I carried on writing computer games for about two more years after starting at the University of Manchester, but mainly when back in Penarth during university holidays (despite buying an Amstrad computer in Manchester).
Sean and I divided the royalties from all our games equally, irrespective of who did the most work in any particular game – this socialist approach was more beneficial for Sean since Fruity Frank and Buster Block were our best-selling computer games. For a short period of time we were getting royalties of thousands of pounds a month. These royalties helped support our parents when they had financial difficulties and helped finance me through my time at university – despite the fact that student fees had not yet been introduced, the full grant I received as an undergraduate due to my parents’ low income was not sufficient during the holidays. By the time I bought a house in Moss Side in 1988, four years after starting university, I just about had enough money for a £10,000 deposit on that house.
Towards the end of our time with Kuma, they were concentrating on business and educational software and therefore did not market our games particularly well. I found out recently, when investigating emulators for the Amstrad CPC-464 and MSX platforms, that new improved computers that were compatible or very similar to these platforms were being produced by many different companies. In newer MSX machines, the restriction on two colours per row of eight pixels was removed, so later MSX games were more colourful. If we had known this at the time, we could have made much larger amounts of money by adapting the games for these machines and finding a different software company to sell them. However, being rich would have undermined my later political activities!

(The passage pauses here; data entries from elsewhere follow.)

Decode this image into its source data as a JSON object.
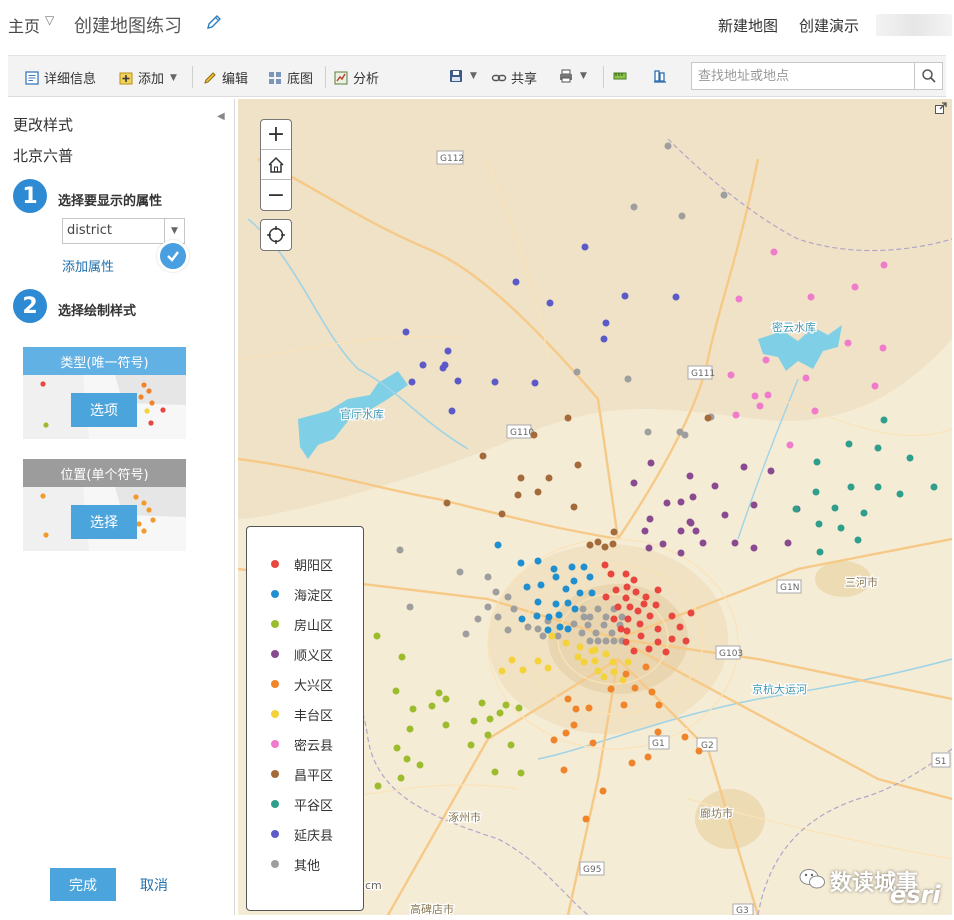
{
  "header": {
    "home_label": "主页",
    "map_title": "创建地图练习",
    "new_map_label": "新建地图",
    "create_presentation_label": "创建演示"
  },
  "toolbar": {
    "details_label": "详细信息",
    "add_label": "添加",
    "edit_label": "编辑",
    "basemap_label": "底图",
    "analysis_label": "分析",
    "share_label": "共享",
    "search_placeholder": "查找地址或地点"
  },
  "panel": {
    "title": "更改样式",
    "layer_name": "北京六普",
    "step1_number": "1",
    "step1_label": "选择要显示的属性",
    "attribute_value": "district",
    "add_attribute_label": "添加属性",
    "step2_number": "2",
    "step2_label": "选择绘制样式",
    "style_unique": {
      "title": "类型(唯一符号)",
      "button": "选项"
    },
    "style_single": {
      "title": "位置(单个符号)",
      "button": "选择"
    },
    "done_label": "完成",
    "cancel_label": "取消"
  },
  "map": {
    "place_labels": {
      "miyun_reservoir": "密云水库",
      "guanting_reservoir": "官厅水库",
      "sanhe": "三河市",
      "zhuozhou": "涿州市",
      "langfang": "廊坊市",
      "gaobeidian": "高碑店市",
      "jinghang_canal": "京杭大运河",
      "partial_cm": "cm"
    },
    "road_shields": [
      "G112",
      "G111",
      "G110",
      "G1N",
      "G103",
      "G2",
      "G1",
      "G95",
      "G3",
      "S1"
    ]
  },
  "legend": {
    "items": [
      {
        "label": "朝阳区",
        "color": "#e8463f"
      },
      {
        "label": "海淀区",
        "color": "#1f8fd0"
      },
      {
        "label": "房山区",
        "color": "#9cbc2e"
      },
      {
        "label": "顺义区",
        "color": "#8a4a90"
      },
      {
        "label": "大兴区",
        "color": "#f0842a"
      },
      {
        "label": "丰台区",
        "color": "#f4d23a"
      },
      {
        "label": "密云县",
        "color": "#f07bcc"
      },
      {
        "label": "昌平区",
        "color": "#a46a3a"
      },
      {
        "label": "平谷区",
        "color": "#2f9e8c"
      },
      {
        "label": "延庆县",
        "color": "#5b5ac8"
      },
      {
        "label": "其他",
        "color": "#9e9e9e"
      }
    ]
  },
  "watermark": {
    "text": "数读城事",
    "brand": "esri"
  }
}
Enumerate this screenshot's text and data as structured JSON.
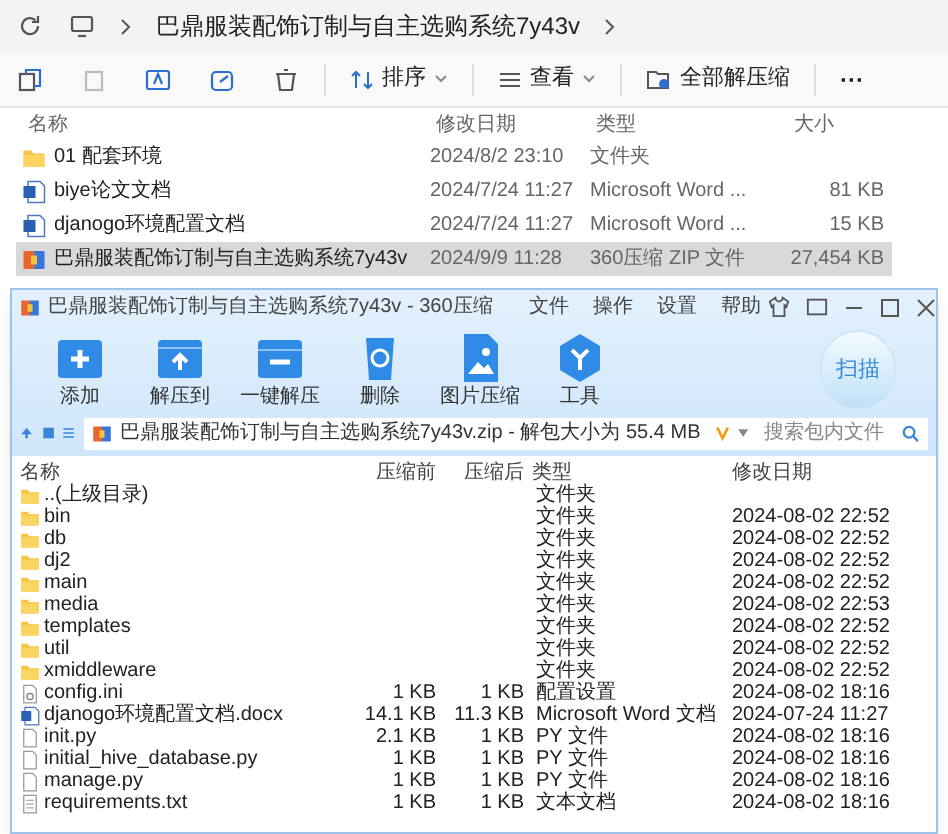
{
  "explorer": {
    "breadcrumb": [
      "巴鼎服装配饰订制与自主选购系统7y43v"
    ],
    "toolbar": {
      "sort": "排序",
      "view": "查看",
      "extract": "全部解压缩",
      "more": "···"
    },
    "columns": [
      "名称",
      "修改日期",
      "类型",
      "大小"
    ],
    "rows": [
      {
        "kind": "folder",
        "name": "01 配套环境",
        "date": "2024/8/2 23:10",
        "type": "文件夹",
        "size": "",
        "selected": false
      },
      {
        "kind": "word",
        "name": "biye论文文档",
        "date": "2024/7/24 11:27",
        "type": "Microsoft Word ...",
        "size": "81 KB",
        "selected": false
      },
      {
        "kind": "word",
        "name": "djanogo环境配置文档",
        "date": "2024/7/24 11:27",
        "type": "Microsoft Word ...",
        "size": "15 KB",
        "selected": false
      },
      {
        "kind": "zip",
        "name": "巴鼎服装配饰订制与自主选购系统7y43v",
        "date": "2024/9/9 11:28",
        "type": "360压缩 ZIP 文件",
        "size": "27,454 KB",
        "selected": true
      }
    ]
  },
  "zip_window": {
    "title": "巴鼎服装配饰订制与自主选购系统7y43v - 360压缩",
    "menu": [
      "文件",
      "操作",
      "设置",
      "帮助"
    ],
    "tools": [
      {
        "kind": "add",
        "label": "添加"
      },
      {
        "kind": "extract_to",
        "label": "解压到"
      },
      {
        "kind": "one_click",
        "label": "一键解压"
      },
      {
        "kind": "delete",
        "label": "删除"
      },
      {
        "kind": "image",
        "label": "图片压缩"
      },
      {
        "kind": "tools",
        "label": "工具"
      }
    ],
    "scan": "扫描",
    "path": "巴鼎服装配饰订制与自主选购系统7y43v.zip - 解包大小为 55.4 MB",
    "search": {
      "placeholder": "搜索包内文件"
    },
    "columns": [
      "名称",
      "压缩前",
      "压缩后",
      "类型",
      "修改日期"
    ],
    "rows": [
      {
        "kind": "folder",
        "name": "..(上级目录)",
        "before": "",
        "after": "",
        "type": "文件夹",
        "date": ""
      },
      {
        "kind": "folder",
        "name": "bin",
        "before": "",
        "after": "",
        "type": "文件夹",
        "date": "2024-08-02 22:52"
      },
      {
        "kind": "folder",
        "name": "db",
        "before": "",
        "after": "",
        "type": "文件夹",
        "date": "2024-08-02 22:52"
      },
      {
        "kind": "folder",
        "name": "dj2",
        "before": "",
        "after": "",
        "type": "文件夹",
        "date": "2024-08-02 22:52"
      },
      {
        "kind": "folder",
        "name": "main",
        "before": "",
        "after": "",
        "type": "文件夹",
        "date": "2024-08-02 22:52"
      },
      {
        "kind": "folder",
        "name": "media",
        "before": "",
        "after": "",
        "type": "文件夹",
        "date": "2024-08-02 22:53"
      },
      {
        "kind": "folder",
        "name": "templates",
        "before": "",
        "after": "",
        "type": "文件夹",
        "date": "2024-08-02 22:52"
      },
      {
        "kind": "folder",
        "name": "util",
        "before": "",
        "after": "",
        "type": "文件夹",
        "date": "2024-08-02 22:52"
      },
      {
        "kind": "folder",
        "name": "xmiddleware",
        "before": "",
        "after": "",
        "type": "文件夹",
        "date": "2024-08-02 22:52"
      },
      {
        "kind": "ini",
        "name": "config.ini",
        "before": "1 KB",
        "after": "1 KB",
        "type": "配置设置",
        "date": "2024-08-02 18:16"
      },
      {
        "kind": "word",
        "name": "djanogo环境配置文档.docx",
        "before": "14.1 KB",
        "after": "11.3 KB",
        "type": "Microsoft Word 文档",
        "date": "2024-07-24 11:27"
      },
      {
        "kind": "file",
        "name": "init.py",
        "before": "2.1 KB",
        "after": "1 KB",
        "type": "PY 文件",
        "date": "2024-08-02 18:16"
      },
      {
        "kind": "file",
        "name": "initial_hive_database.py",
        "before": "1 KB",
        "after": "1 KB",
        "type": "PY 文件",
        "date": "2024-08-02 18:16"
      },
      {
        "kind": "file",
        "name": "manage.py",
        "before": "1 KB",
        "after": "1 KB",
        "type": "PY 文件",
        "date": "2024-08-02 18:16"
      },
      {
        "kind": "text",
        "name": "requirements.txt",
        "before": "1 KB",
        "after": "1 KB",
        "type": "文本文档",
        "date": "2024-08-02 18:16"
      }
    ]
  }
}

They stopped selling them altogether at about the time that new computers, compatible with the I started writing a game called Bubble Trouble, which involved a scrolling alien landscape with bubbles of varying sizes above it. However, I lost interest in writing computer games before finishing it – I felt that Buster Block was so good that any later game would be an anti-climax, and I became more interested in serious computer programs, particularly those involving artificial intelligence (AI). In the next chapter, I will write about my continued learning of computer programming at university.